The report marks an early success for POLARBEAR, a collaboration of more than 70 scientists using a telescope high in Chile’s Atacama desert designed to capture the universe’s oldest light.
POLARBEAR measures remnant radiation from the Big Bang, which has cooled and stretched with the expansion of the universe to microwave lengths. This cosmic microwave background acts as an enormous backlight, illuminating the large-scale structure of the universe and carrying an imprint of cosmic history. Read More.
Pharmaceutical companies will collaborate with researchers at UC San Diego to provide previously unreleased proprietary data for drug discovery through a new $3.7 million effort funded by the National Institutes for Health. Rommie Amaro and Victoria Feher in the department of chemistry and biochemistry and Michael Gilson, professor of pharmacy, will lead the project. The data provide atomic details of drug mechanisms and will be used to improve computer-aided drug-design methods and thus accelerate drug discovery. Read More.
Chemical fingerprints of the element nitrogen vary by extremes in materials from the molecules of life to the solar wind to interstellar dust. Ideas for how this great variety came about have included alien molecules shuttled in by icy comets from beyond our solar system and complex chemical scenarios. Now experiments using a powerful source of ultraviolet light have shown that no extra-solar explanation is needed and the chemistry is straight forward. Read more.
Biochemists have developed a program that predicts the placement of chemical marks that control the activity of genes based on sequences of DNA. Read more.
UC San Diego's National Biomedical Computation Resource has received $9 million in funding from the National Institutes of Health to continue its work connecting biomedical scientists with supercomputing power and emerging information technologies.
“As scientists, we are very good at looking at particular components of the human body within a single scale, but we ultimately need to connect across three or four scales in order to model and understand complex biological phenomena from the molecular level all the way up to the whole organ,” says director Rommie Amaro, associate professor of chemisty and biochemistry.
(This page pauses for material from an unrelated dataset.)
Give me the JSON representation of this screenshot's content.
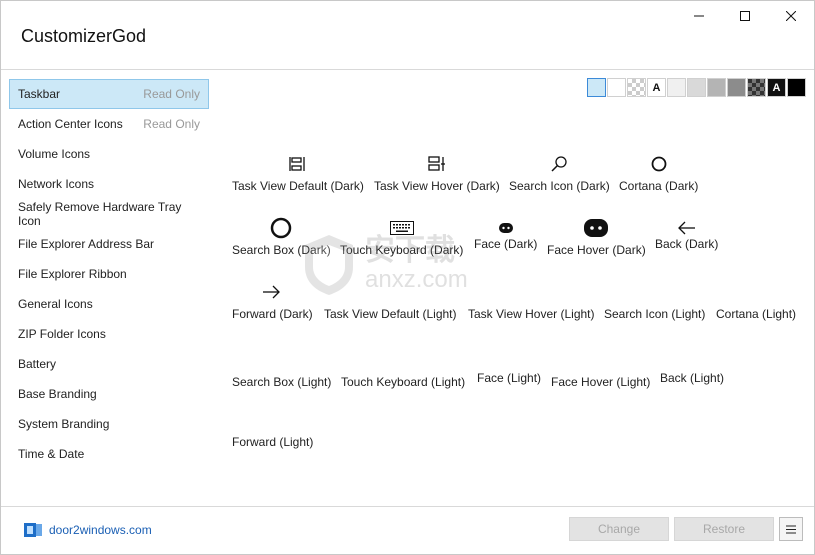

Amaro cites the example of cross-disciplinary work of Michael Holst in mathematics, Mark Ellisman in neurosciences, Andrew McCammon in chemistry and Andrew McCulloch in bioengineering, as well as visualization specialists at The Scripps Research Institute who are collaborating to develop new technologies that will help scientists understand the causes of heart failure.
The team develops models of patients' hearts to analyze what happens at the organ level when a heartbeat becomes irregular. These models are connected to images of the macroscopic units that regulate calcium (and thus heart beats). Delving more deeply reveals defects in molecular components that interact with calcium. They visualize these models at multiple scales using state-of-the-art software.
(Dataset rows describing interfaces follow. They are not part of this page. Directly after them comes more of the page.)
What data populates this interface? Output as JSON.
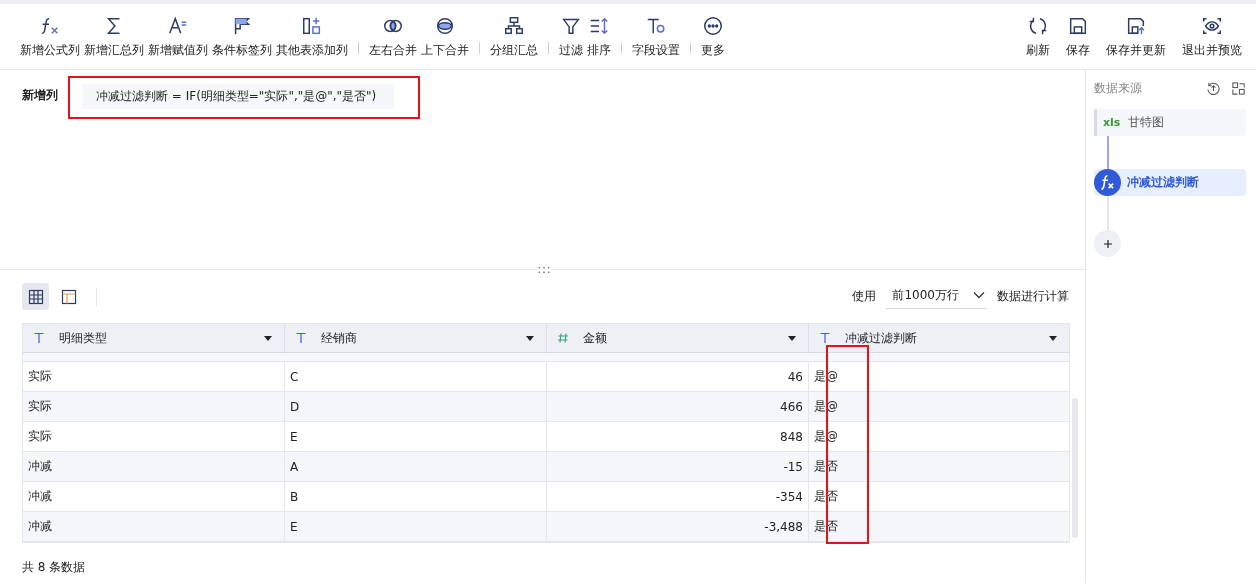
{
  "toolbar": {
    "left": [
      "新增公式列",
      "新增汇总列",
      "新增赋值列",
      "条件标签列",
      "其他表添加列",
      "左右合并",
      "上下合并",
      "分组汇总",
      "过滤",
      "排序",
      "字段设置",
      "更多"
    ],
    "right": [
      "刷新",
      "保存",
      "保存并更新",
      "退出并预览"
    ]
  },
  "formula": {
    "label": "新增列",
    "expression": "冲减过滤判断 = IF(明细类型=\"实际\",\"是@\",\"是否\")"
  },
  "view_switch": [
    {
      "kind": "grid",
      "selected": true
    },
    {
      "kind": "layout",
      "selected": false
    }
  ],
  "row_limit": {
    "prefix": "使用",
    "value": "前1000万行",
    "suffix": "数据进行计算"
  },
  "table": {
    "columns": [
      {
        "name": "明细类型",
        "kind": "text"
      },
      {
        "name": "经销商",
        "kind": "text"
      },
      {
        "name": "金额",
        "kind": "number"
      },
      {
        "name": "冲减过滤判断",
        "kind": "text"
      }
    ],
    "rows": [
      [
        "实际",
        "C",
        "46",
        "是@"
      ],
      [
        "实际",
        "D",
        "466",
        "是@"
      ],
      [
        "实际",
        "E",
        "848",
        "是@"
      ],
      [
        "冲减",
        "A",
        "-15",
        "是否"
      ],
      [
        "冲减",
        "B",
        "-354",
        "是否"
      ],
      [
        "冲减",
        "E",
        "-3,488",
        "是否"
      ]
    ]
  },
  "footer": "共 8 条数据",
  "sidebar": {
    "title": "数据来源",
    "source": {
      "badge": "xls",
      "name": "甘特图"
    },
    "steps": [
      {
        "name": "冲减过滤判断",
        "selected": true
      }
    ]
  }
}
“The tools allow researchers to follow a hypothesis all the way from the whole organ, through to the level of cells, and, deeper still, connecting all the way down to the protein or small molecule level,” Amaro says. Read more.
More than two dozen Native American students explored light, sound, momentum and more in a morning of physics in Mayer Hall this summer.
The visit was part of a program called Intertribal Youth that seeks to empower Native American youth by providing access to world-class universities, environments, professionals and mentors. Ramin Skibba, a postdoc with UC San Diego’s Center for Astrophysics and Space Sciences and a volunteer for the event, provides this account.
Using a novel technique called coherent X-ray diffractive imaging, Andrew Ulvestad, Andrej Singer and colleagues mapped the three-dimensional strain in individual nanoparticles in within the electrodes of working batteries. In two papers recently published in Nano Letters, they report evidence that the history of charge cycles alters the patterns of strain in single particles of the electrode material. The greatest strain occurs just before the particle changes structure as the ions depart. This new approach will help to reveal fundamental processes underlying the transfer of electrical charge, insight that could help to guide the design of economical batteries with longer useful lives. Read more.